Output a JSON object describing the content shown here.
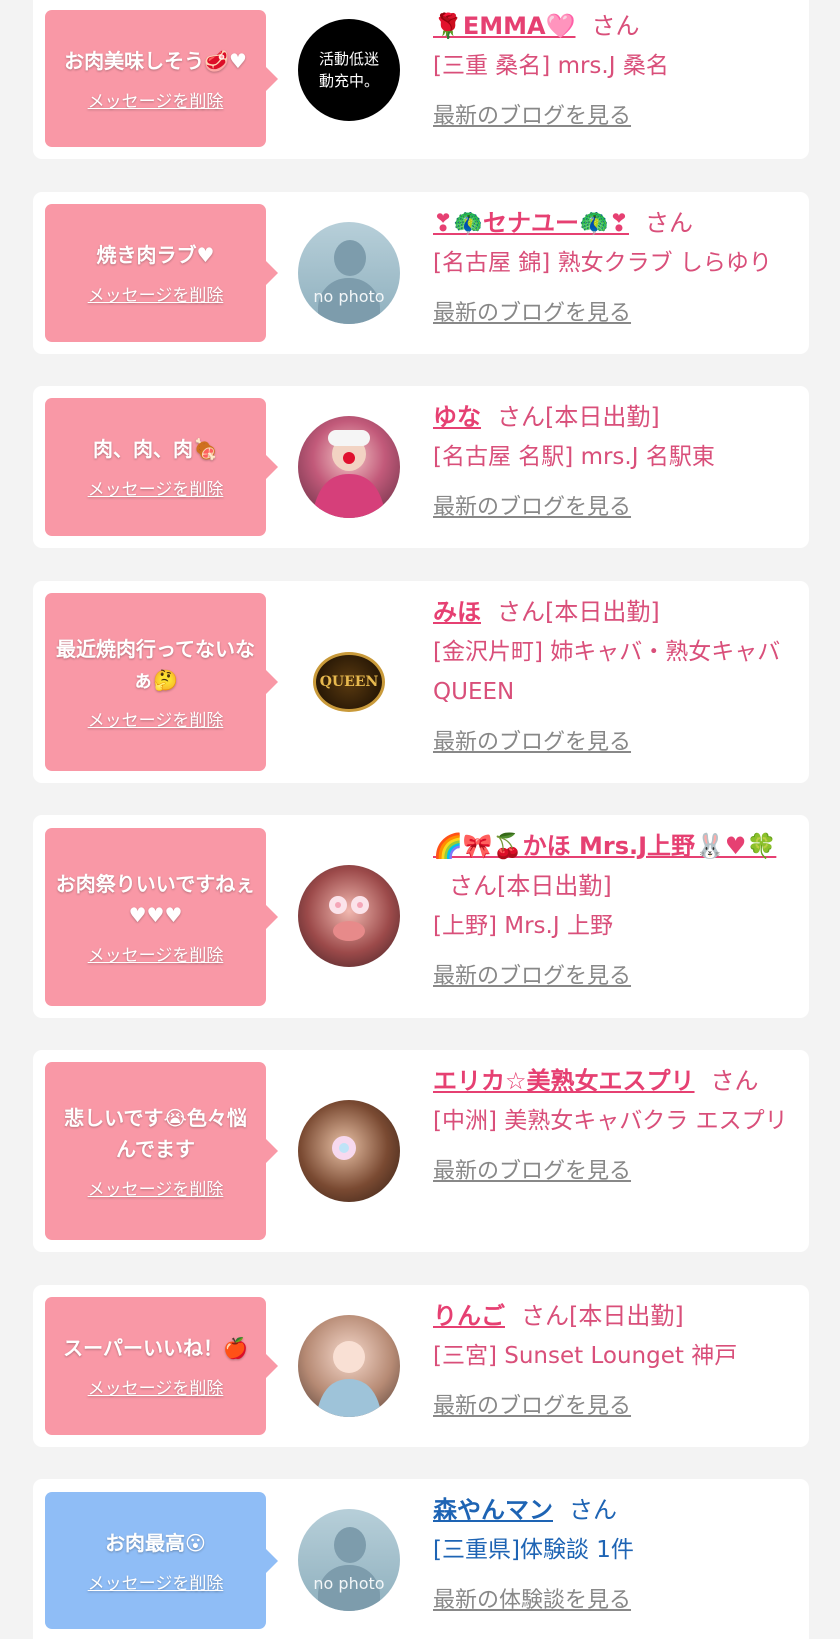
{
  "delete_label": "メッセージを削除",
  "colors": {
    "pink_bubble": "#f998a6",
    "blue_bubble": "#8fbdf6",
    "name_pink": "#e64072",
    "name_blue": "#1e64b4"
  },
  "items": [
    {
      "message": "お肉美味しそう🥩♥",
      "avatar_text": "活動低迷動充中。",
      "name": "🌹EMMA🩷",
      "san": "さん",
      "location": "[三重 桑名] mrs.J 桑名",
      "link": "最新のブログを見る"
    },
    {
      "message": "焼き肉ラブ♥",
      "avatar_text": "no photo",
      "name": "❣🦚セナユー🦚❣",
      "san": "さん",
      "location": "[名古屋 錦] 熟女クラブ しらゆり",
      "link": "最新のブログを見る"
    },
    {
      "message": "肉、肉、肉🍖",
      "name": "ゆな",
      "san": "さん[本日出勤]",
      "location": "[名古屋 名駅] mrs.J 名駅東",
      "link": "最新のブログを見る"
    },
    {
      "message": "最近焼肉行ってないなぁ🤔",
      "avatar_text": "QUEEN",
      "name": "みほ",
      "san": "さん[本日出勤]",
      "location": "[金沢片町] 姉キャバ・熟女キャバ QUEEN",
      "link": "最新のブログを見る"
    },
    {
      "message": "お肉祭りいいですねぇ♥♥♥",
      "name": "🌈🎀🍒かほ Mrs.J上野🐰♥🍀",
      "san": "さん[本日出勤]",
      "location": "[上野] Mrs.J 上野",
      "link": "最新のブログを見る"
    },
    {
      "message": "悲しいです😭色々悩んでます",
      "name": "エリカ☆美熟女エスプリ",
      "san": "さん",
      "location": "[中洲] 美熟女キャバクラ エスプリ",
      "link": "最新のブログを見る"
    },
    {
      "message": "スーパーいいね！🍎",
      "name": "りんご",
      "san": "さん[本日出勤]",
      "location": "[三宮] Sunset Lounget 神戸",
      "link": "最新のブログを見る"
    },
    {
      "message": "お肉最高😮",
      "avatar_text": "no photo",
      "name": "森やんマン",
      "san": "さん",
      "location": "[三重県]体験談 1件",
      "link": "最新の体験談を見る"
    }
  ]
}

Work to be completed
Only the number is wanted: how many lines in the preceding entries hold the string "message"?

Expected answer
8